- Create a list and ask yourself the following questions:
- How is this benefiting me and how could I use it more?
- If possible, try to provide an example of the strength in action
- How is this helping me build better relationships?
- What do I need to allow my strengths to shine in a role or workplace?
Explore through conversations
Explore your list with others
- Ask for feedback on what they see and their experience. Get as many recent examples as you can
- Ask about not only the “what”, but how it made them “feel”. We often find our most impactful moments create a positive emotional memory
- Ask for other strengths they may see that you don’t. Remember this list is infinite!
Think about a Strengths fitness plan
- While knowing our strengths and how they turn up at work is a great start, sometimes we have to refine our technique
- Create a skills fitness plan that outlines those strengths you would like to practice more and how you can do that
- Who can you get support from to help guide or mentor you or just to give you feedback as an observer in-the-moment
Create your ‘Brilliance of being’ statement
- Try summarising your key strengths and preferred style into a short personal statement. Start with reaffirming your value. “ The brilliant thing about my style is” …and “it allows me to….”
- Don’t be shy. In this busy, fast-paced, noisy world, honest statements in your own words can cut through. Creating clarity and meaning.
Start telling the world
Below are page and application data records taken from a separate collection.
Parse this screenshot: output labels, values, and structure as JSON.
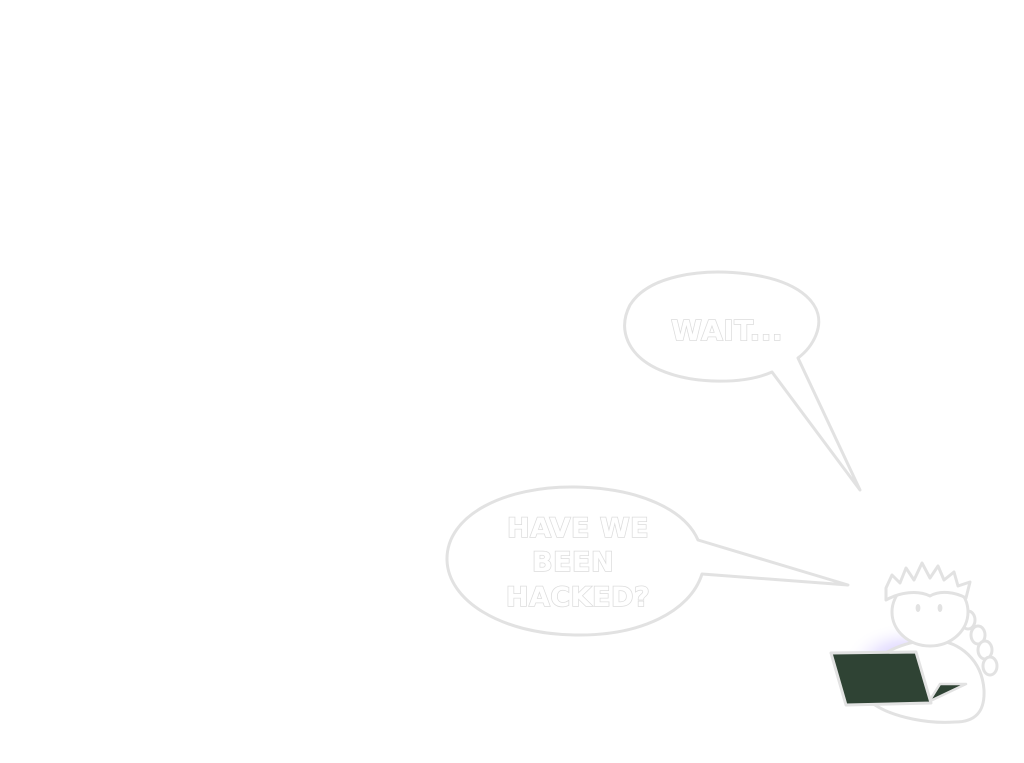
{
  "scene": {
    "bubble_1": {
      "text": "WAIT..."
    },
    "bubble_2": {
      "lines": [
        "HAVE WE",
        "BEEN",
        "HACKED?"
      ]
    }
  },
  "colors": {
    "background": "#ffffff",
    "outline": "#e0e0e0",
    "text_outline": "#dcdcdc",
    "laptop_screen": "#2f4334",
    "glow": "#c8b8ff"
  }
}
- Use this new language in your next performance review or 1:1 conversation. And describe your contribution to a role, team or organisation.
Look for opportunity
- Make time with your manager. And explore ways to leverage your strengths and preferred approach more often in your current role.
- Consider what opportunities or challenges you have on the horizon where you can:
- Develop these further
- Use them more
- Share and build capability in others
Start your own strengths movement
- Start a culture of strengths and self-awareness. Recognise it in others. And give them in-the-moment feedback. When we start looking for the great – we will find it everywhere.
- Organise time with those you work with. Or a team meeting. And talk about the strength or key quality you are relying on at the moment. Ask them to do the same and start celebrating the great and the brilliant – not just the work.
- When we recognise and value others, we are affirming who they are and what they do. There is no greater thing you can do than ‘truly’ see someone.
We would love to hear about your self-awareness practice. What have you found helpful that you can share with others?